There Came the Night

by Branwyn

He apologizes every day.

They have found a harmony over the years that almost manages to take them some place beyond episodic madness and into peace. The new laws help; they are allowed to assume the mask of normality during daylight hours, and the wizarding world is obliged to treat them as human beings. Harry helps as well, having made it plain years ago that he will never allow the two of them to suffer as Remus did, during his nomadic youth. But these are merely glosses on the reality that descends with the close of each inevitable day. The change is always just around the bend, lurking in the shadows of their brightest laughter.

Hermione treats all his apologies the same way; lightly, commanding him not to fuss. She is not naturally demonstrative, or at least he doesn't think she is, but when she feels any joy at all, whenever she delights in something that could only have happened because they are together, she makes a point of making him notice. She has learned to show emotion freely for his benefit. She wants him to trust her when she insists that she has no regrets. And in his heart, he knows that he is closer to happiness now than he has been since he was a schoolboy, before the first Voldemort war.

But he cannot tell Hermione, however much she needs to hear it. He is afraid that the moment he accepts happiness, he will destroy it.

"All happiness is an accident, Remus," she says, and he can hear her imploring silently, Don't turn your back on this. But the years he has stolen from her lie between them, and the debt he owes her will continue to grow in weight and magnitude until the end of her life.

"I called you to me," she reminds him, lying in his arms, the light of a three-quarter's moon spilling over their bed. "Something in me must have known, even then."

He does not tell her how in his dreams he can remember the taste of her flesh, the warmth of her blood as he licked and nuzzled the wound, understanding in his dim, hungry wolf's mind the import, the intent of what he had done. He does not tell her that when he heard her false cry he had known it was false, and had come for her anyway.

Hermione professes contentment with their life, and in his unguarded moments Remus must admit the same. They both have work that engages them, and if their friends pay their visits with one eye on the calendar, he cannot blame them. Hermione, after all, does not sigh when Ron Weasley announces his engagement to Lavender Brown, or when Harry and Ginny bring baby Lilian over a few weeks after she is born.

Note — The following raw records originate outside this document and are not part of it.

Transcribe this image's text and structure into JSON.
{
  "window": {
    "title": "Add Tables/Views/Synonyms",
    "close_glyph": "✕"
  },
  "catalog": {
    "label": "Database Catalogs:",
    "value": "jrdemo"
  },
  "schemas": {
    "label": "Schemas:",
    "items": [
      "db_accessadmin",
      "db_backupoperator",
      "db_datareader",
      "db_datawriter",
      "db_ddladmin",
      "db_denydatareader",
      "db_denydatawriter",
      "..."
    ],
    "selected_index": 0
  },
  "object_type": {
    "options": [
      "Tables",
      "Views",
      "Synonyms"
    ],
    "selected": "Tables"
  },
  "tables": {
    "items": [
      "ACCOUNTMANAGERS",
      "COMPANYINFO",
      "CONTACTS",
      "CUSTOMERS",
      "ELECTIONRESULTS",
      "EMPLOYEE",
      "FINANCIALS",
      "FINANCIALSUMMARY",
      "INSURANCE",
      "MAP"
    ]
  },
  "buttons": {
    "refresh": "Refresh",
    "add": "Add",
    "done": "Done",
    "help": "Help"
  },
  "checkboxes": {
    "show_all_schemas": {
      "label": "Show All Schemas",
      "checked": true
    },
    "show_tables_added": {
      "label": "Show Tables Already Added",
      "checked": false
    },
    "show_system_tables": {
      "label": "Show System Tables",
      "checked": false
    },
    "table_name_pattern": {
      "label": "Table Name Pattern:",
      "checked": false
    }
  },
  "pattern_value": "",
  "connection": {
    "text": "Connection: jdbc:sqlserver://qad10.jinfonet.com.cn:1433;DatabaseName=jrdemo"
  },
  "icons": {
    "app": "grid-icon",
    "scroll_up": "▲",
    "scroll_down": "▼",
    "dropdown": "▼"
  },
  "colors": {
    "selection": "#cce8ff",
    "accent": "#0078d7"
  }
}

If only someone would blame him, Remus would know how to behave. He is, after all, experienced in the endless game of recrimination and atonement. But no one does. Not even Snape, who came to their cottage once a week for three years, teaching Hermione how to brew the Wolfsbane Potion. There are moments when Remus could see that he was tempted, but when their eyes meet, all the many things he would have been justified in saying become moot.

In seven years, Remus and Hermione have never been separated longer than a few hours, and the words of blame have never come yet.

"I know you didn't mean it, Professor," she had said at thirteen, her earnest white face haloed by dark hair against the white hospital bed pillow, Harry and Ron standing nearby in the paralysis of helpless horror. "I called you to me. It was my fault, I should have known better."

He hadn't been able to speak then, but she had offered him her small hand and he had taken it, gratefully, desperately, and clung to it, until Madam Pomfrey had driven them all from the hospital wing.

He holds Hermione now with the same gratitude, but over the years he has felt the slow wane of the desperation.

"Leave the curtains open," she insists every night as they are going to bed. "I like to look out the window as I'm going to sleep."

Because it is the least of what he owes her, Remus complies. "We've days yet before the next moon," she reminds him sleepily.

He lies awake after her breathing has become low and even. He is always tempted to go and draw the curtains, certain she will not notice them in the morning, but he never does.

She has been trying for years to teach him how to look at the moon with equanimity. And though he is nowhere near succeeding, he lies at her side every night, and never relaxes into sleep until he has bathed for hours in the beauty and curse of it.


Wherefore an angel? Oh, there came the night,

and turned the leaves of trees indifferently,

and the disciples stirred uneasily.

Rainer Maria Rilke, "The Olive Garden"